DATA TO EXAMINE:
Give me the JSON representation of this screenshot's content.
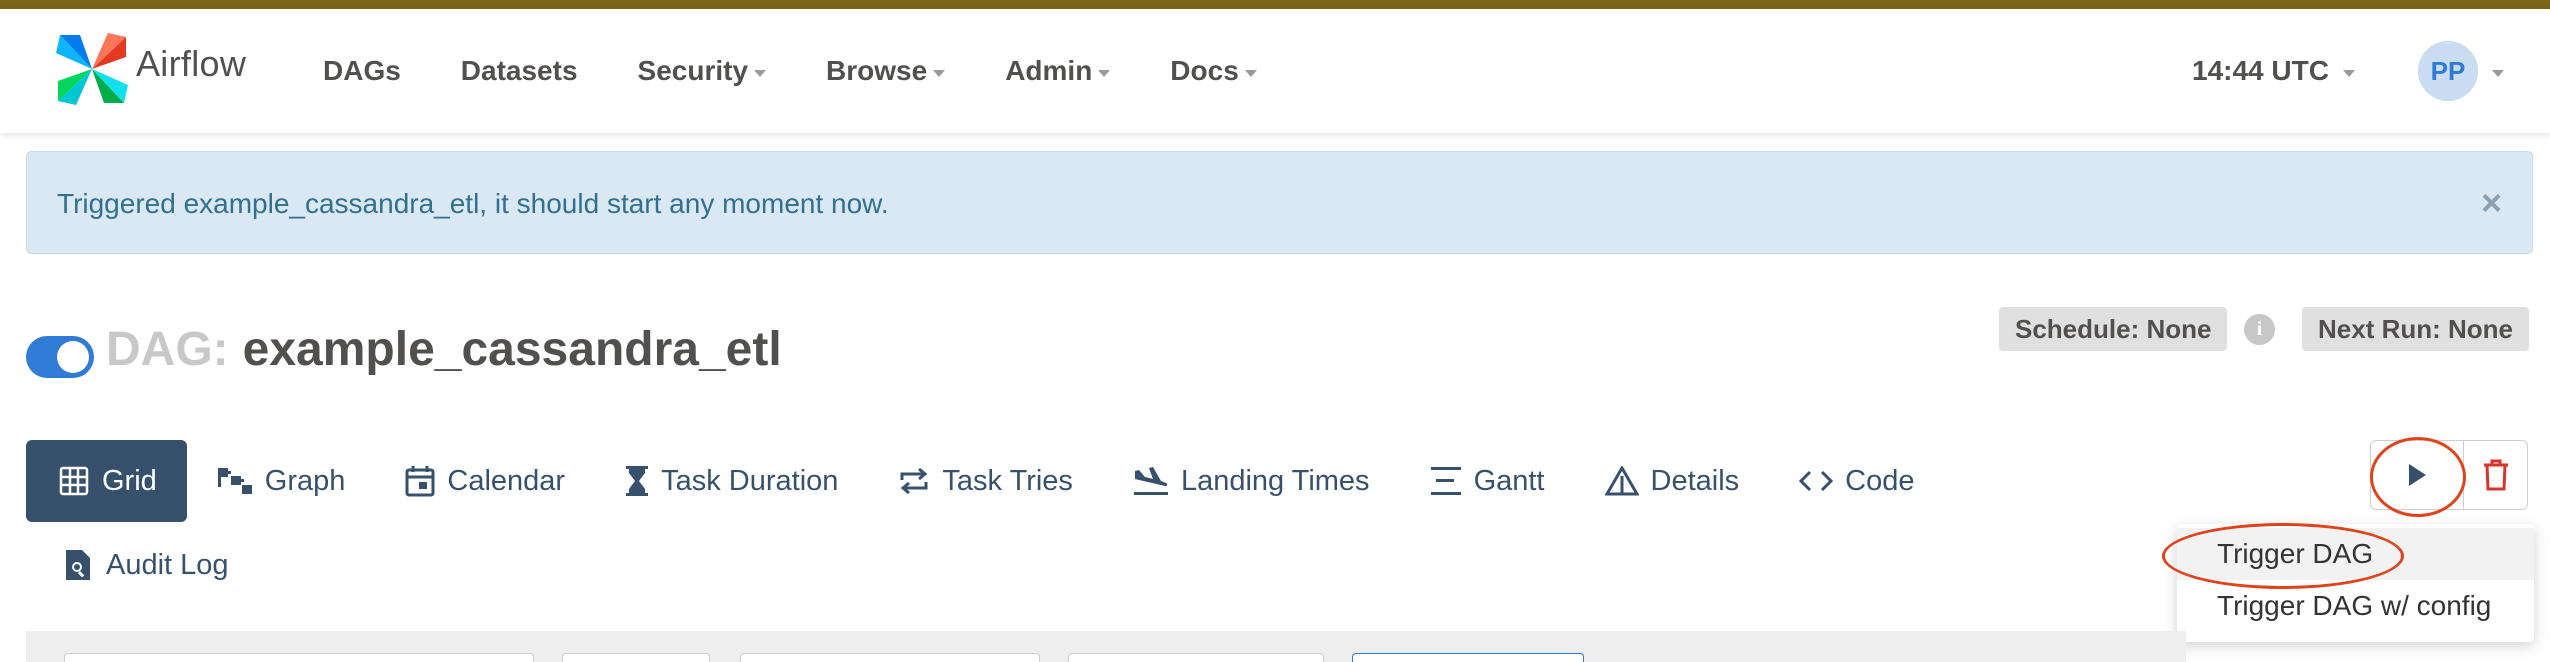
{
  "brand": {
    "name": "Airflow",
    "icon": "airflow-pinwheel-icon"
  },
  "nav": {
    "items": [
      {
        "label": "DAGs",
        "dropdown": false
      },
      {
        "label": "Datasets",
        "dropdown": false
      },
      {
        "label": "Security",
        "dropdown": true
      },
      {
        "label": "Browse",
        "dropdown": true
      },
      {
        "label": "Admin",
        "dropdown": true
      },
      {
        "label": "Docs",
        "dropdown": true
      }
    ],
    "time": "14:44 UTC",
    "avatar_initials": "PP"
  },
  "alert": {
    "message": "Triggered example_cassandra_etl, it should start any moment now.",
    "close": "×"
  },
  "dag": {
    "label": "DAG:",
    "name": "example_cassandra_etl",
    "paused": false,
    "schedule": "Schedule: None",
    "next_run": "Next Run: None",
    "info": "i"
  },
  "tabs": [
    {
      "label": "Grid",
      "icon": "grid-icon",
      "active": true
    },
    {
      "label": "Graph",
      "icon": "graph-icon",
      "active": false
    },
    {
      "label": "Calendar",
      "icon": "calendar-icon",
      "active": false
    },
    {
      "label": "Task Duration",
      "icon": "hourglass-icon",
      "active": false
    },
    {
      "label": "Task Tries",
      "icon": "repeat-icon",
      "active": false
    },
    {
      "label": "Landing Times",
      "icon": "plane-landing-icon",
      "active": false
    },
    {
      "label": "Gantt",
      "icon": "gantt-icon",
      "active": false
    },
    {
      "label": "Details",
      "icon": "warning-triangle-icon",
      "active": false
    },
    {
      "label": "Code",
      "icon": "code-icon",
      "active": false
    },
    {
      "label": "Audit Log",
      "icon": "file-search-icon",
      "active": false
    }
  ],
  "actions": {
    "trigger_icon": "play-icon",
    "delete_icon": "trash-icon"
  },
  "trigger_menu": {
    "items": [
      "Trigger DAG",
      "Trigger DAG w/ config"
    ]
  },
  "colors": {
    "top_stripe": "#7c6418",
    "accent": "#37516d",
    "toggle": "#2f7bd6",
    "highlight": "#e0431c",
    "delete": "#d9352a"
  }
}
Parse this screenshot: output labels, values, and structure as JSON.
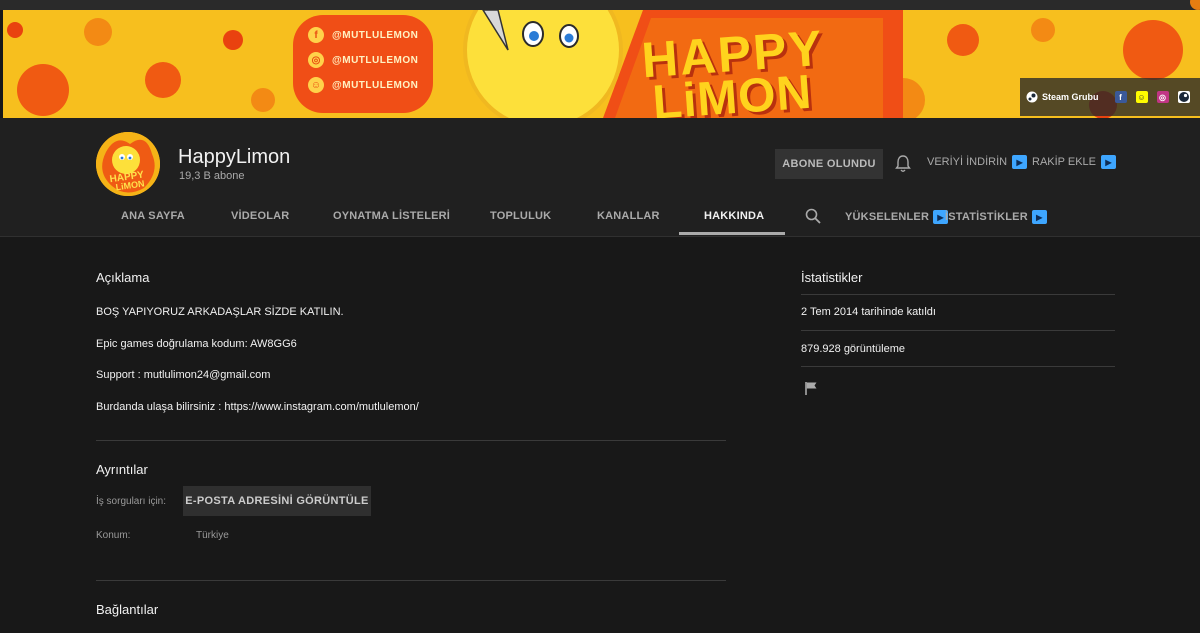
{
  "banner": {
    "social": [
      "@MUTLULEMON",
      "@MUTLULEMON",
      "@MUTLULEMON"
    ],
    "brand_line1": "HAPPY",
    "brand_line2": "LiMON",
    "links": {
      "steam_label": "Steam Grubu",
      "icons": [
        "facebook-icon",
        "snapchat-icon",
        "instagram-icon",
        "steam-icon"
      ]
    }
  },
  "channel": {
    "name": "HappyLimon",
    "subscribers": "19,3 B abone",
    "subscribe_label": "ABONE OLUNDU",
    "ext_download": "VERİYİ İNDİRİN",
    "ext_competitor": "RAKİP EKLE"
  },
  "tabs": [
    {
      "label": "ANA SAYFA"
    },
    {
      "label": "VİDEOLAR"
    },
    {
      "label": "OYNATMA LİSTELERİ"
    },
    {
      "label": "TOPLULUK"
    },
    {
      "label": "KANALLAR"
    },
    {
      "label": "HAKKINDA",
      "active": true
    },
    {
      "label": "YÜKSELENLER"
    },
    {
      "label": "İSTATİSTİKLER"
    }
  ],
  "about": {
    "description_title": "Açıklama",
    "description_lines": [
      "BOŞ YAPIYORUZ ARKADAŞLAR SİZDE KATILIN.",
      "Epic games doğrulama kodum: AW8GG6",
      "Support : mutlulimon24@gmail.com",
      "Burdanda ulaşa bilirsiniz : https://www.instagram.com/mutlulemon/"
    ],
    "details_title": "Ayrıntılar",
    "business_label": "İş sorguları için:",
    "email_button": "E-POSTA ADRESİNİ GÖRÜNTÜLE",
    "location_label": "Konum:",
    "location_value": "Türkiye",
    "links_title": "Bağlantılar"
  },
  "stats": {
    "title": "İstatistikler",
    "joined": "2 Tem 2014 tarihinde katıldı",
    "views": "879.928 görüntüleme"
  },
  "colors": {
    "banner_yellow": "#f7bf1e",
    "banner_orange": "#f04e16",
    "page_bg": "#181818",
    "header_bg": "#202020",
    "ext_blue": "#3ea6ff"
  }
}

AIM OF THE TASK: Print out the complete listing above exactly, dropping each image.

EXERCISE RESULT:
Give me the JSON representation of this screenshot's content.
{
  "brand": {
    "name": "Airflow",
    "icon": "airflow-pinwheel-icon"
  },
  "nav": {
    "items": [
      {
        "label": "DAGs",
        "dropdown": false
      },
      {
        "label": "Datasets",
        "dropdown": false
      },
      {
        "label": "Security",
        "dropdown": true
      },
      {
        "label": "Browse",
        "dropdown": true
      },
      {
        "label": "Admin",
        "dropdown": true
      },
      {
        "label": "Docs",
        "dropdown": true
      }
    ],
    "time": "14:44 UTC",
    "avatar_initials": "PP"
  },
  "alert": {
    "message": "Triggered example_cassandra_etl, it should start any moment now.",
    "close": "×"
  },
  "dag": {
    "label": "DAG:",
    "name": "example_cassandra_etl",
    "paused": false,
    "schedule": "Schedule: None",
    "next_run": "Next Run: None",
    "info": "i"
  },
  "tabs": [
    {
      "label": "Grid",
      "icon": "grid-icon",
      "active": true
    },
    {
      "label": "Graph",
      "icon": "graph-icon",
      "active": false
    },
    {
      "label": "Calendar",
      "icon": "calendar-icon",
      "active": false
    },
    {
      "label": "Task Duration",
      "icon": "hourglass-icon",
      "active": false
    },
    {
      "label": "Task Tries",
      "icon": "repeat-icon",
      "active": false
    },
    {
      "label": "Landing Times",
      "icon": "plane-landing-icon",
      "active": false
    },
    {
      "label": "Gantt",
      "icon": "gantt-icon",
      "active": false
    },
    {
      "label": "Details",
      "icon": "warning-triangle-icon",
      "active": false
    },
    {
      "label": "Code",
      "icon": "code-icon",
      "active": false
    },
    {
      "label": "Audit Log",
      "icon": "file-search-icon",
      "active": false
    }
  ],
  "actions": {
    "trigger_icon": "play-icon",
    "delete_icon": "trash-icon"
  },
  "trigger_menu": {
    "items": [
      "Trigger DAG",
      "Trigger DAG w/ config"
    ]
  },
  "colors": {
    "top_stripe": "#7c6418",
    "accent": "#37516d",
    "toggle": "#2f7bd6",
    "highlight": "#e0431c",
    "delete": "#d9352a"
  }
}
Parse this screenshot: output labels, values, and structure as JSON.
{
  "banner": {
    "social": [
      "@MUTLULEMON",
      "@MUTLULEMON",
      "@MUTLULEMON"
    ],
    "brand_line1": "HAPPY",
    "brand_line2": "LiMON",
    "links": {
      "steam_label": "Steam Grubu",
      "icons": [
        "facebook-icon",
        "snapchat-icon",
        "instagram-icon",
        "steam-icon"
      ]
    }
  },
  "channel": {
    "name": "HappyLimon",
    "subscribers": "19,3 B abone",
    "subscribe_label": "ABONE OLUNDU",
    "ext_download": "VERİYİ İNDİRİN",
    "ext_competitor": "RAKİP EKLE"
  },
  "tabs": [
    {
      "label": "ANA SAYFA"
    },
    {
      "label": "VİDEOLAR"
    },
    {
      "label": "OYNATMA LİSTELERİ"
    },
    {
      "label": "TOPLULUK"
    },
    {
      "label": "KANALLAR"
    },
    {
      "label": "HAKKINDA",
      "active": true
    },
    {
      "label": "YÜKSELENLER"
    },
    {
      "label": "İSTATİSTİKLER"
    }
  ],
  "about": {
    "description_title": "Açıklama",
    "description_lines": [
      "BOŞ YAPIYORUZ ARKADAŞLAR SİZDE KATILIN.",
      "Epic games doğrulama kodum: AW8GG6",
      "Support : mutlulimon24@gmail.com",
      "Burdanda ulaşa bilirsiniz : https://www.instagram.com/mutlulemon/"
    ],
    "details_title": "Ayrıntılar",
    "business_label": "İş sorguları için:",
    "email_button": "E-POSTA ADRESİNİ GÖRÜNTÜLE",
    "location_label": "Konum:",
    "location_value": "Türkiye",
    "links_title": "Bağlantılar"
  },
  "stats": {
    "title": "İstatistikler",
    "joined": "2 Tem 2014 tarihinde katıldı",
    "views": "879.928 görüntüleme"
  },
  "colors": {
    "banner_yellow": "#f7bf1e",
    "banner_orange": "#f04e16",
    "page_bg": "#181818",
    "header_bg": "#202020",
    "ext_blue": "#3ea6ff"
  }
}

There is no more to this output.